Cockney Rebel – The Human Menagerie
1973 and Glam Rock was the next big thing; Bowie and Bolan were huge. A very precocious young Steve Harley had big ideas. He had written a handful of songs and busked them in folk clubs. Along with Jean-Paul Crocker on violin he auditioned a keyboardist and drummer; and so Cockney Rebel were born. EMI quickly gave them a record contract, and producer Neil Harrison suggested using a full orchestra for a couple of longer tracks. That, and Crocker’s violin – and the lack of a guitar player laid the template for a highly unique and original album. But, like all great albums it is actually the quality of the songs which make it. At times it seems that Harley had swallowed a compendium of literature, his words, both bizarre and hauntingly beautiful dominate. His delivery is unique too, no-one sounded like him at all. The album sparkles and is one of my all-time favourites; I have always loved that combination of rock and classical – and this album achieved that marriage brilliantly.
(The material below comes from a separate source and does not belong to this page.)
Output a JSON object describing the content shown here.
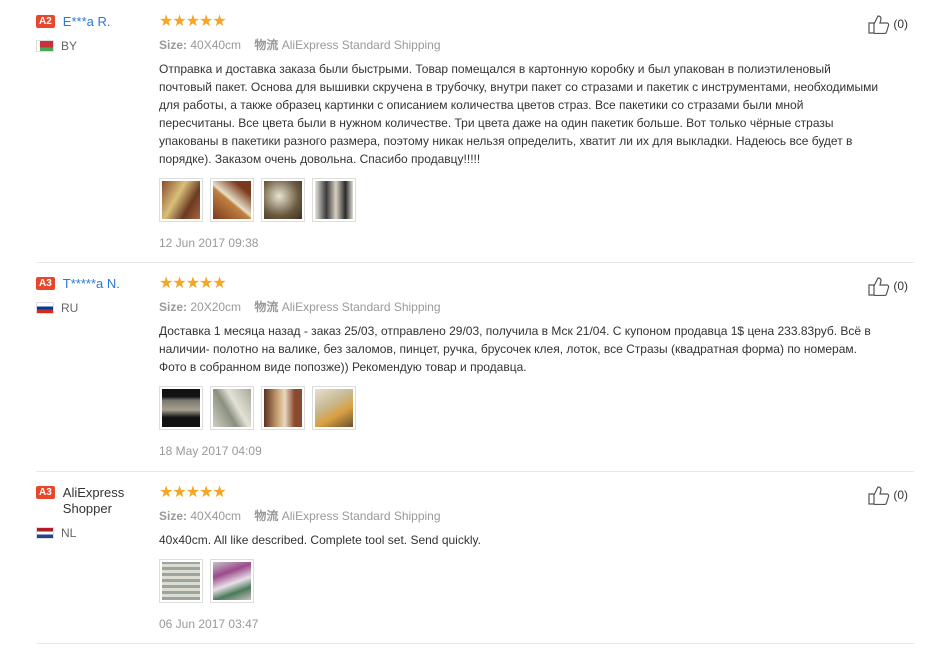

Best tracks – ‘Sebastien’ ‘Chameleon’ and the bombastic but wondrous ‘Death Trip’. Steve is still playing live (I’ve seen him countless times) and dropping the occasional album – though nothing quite matches this ambitious opener.
p.s. I owned exactly the same chair as on the cover, bought at John Lewis (before I bought the album too)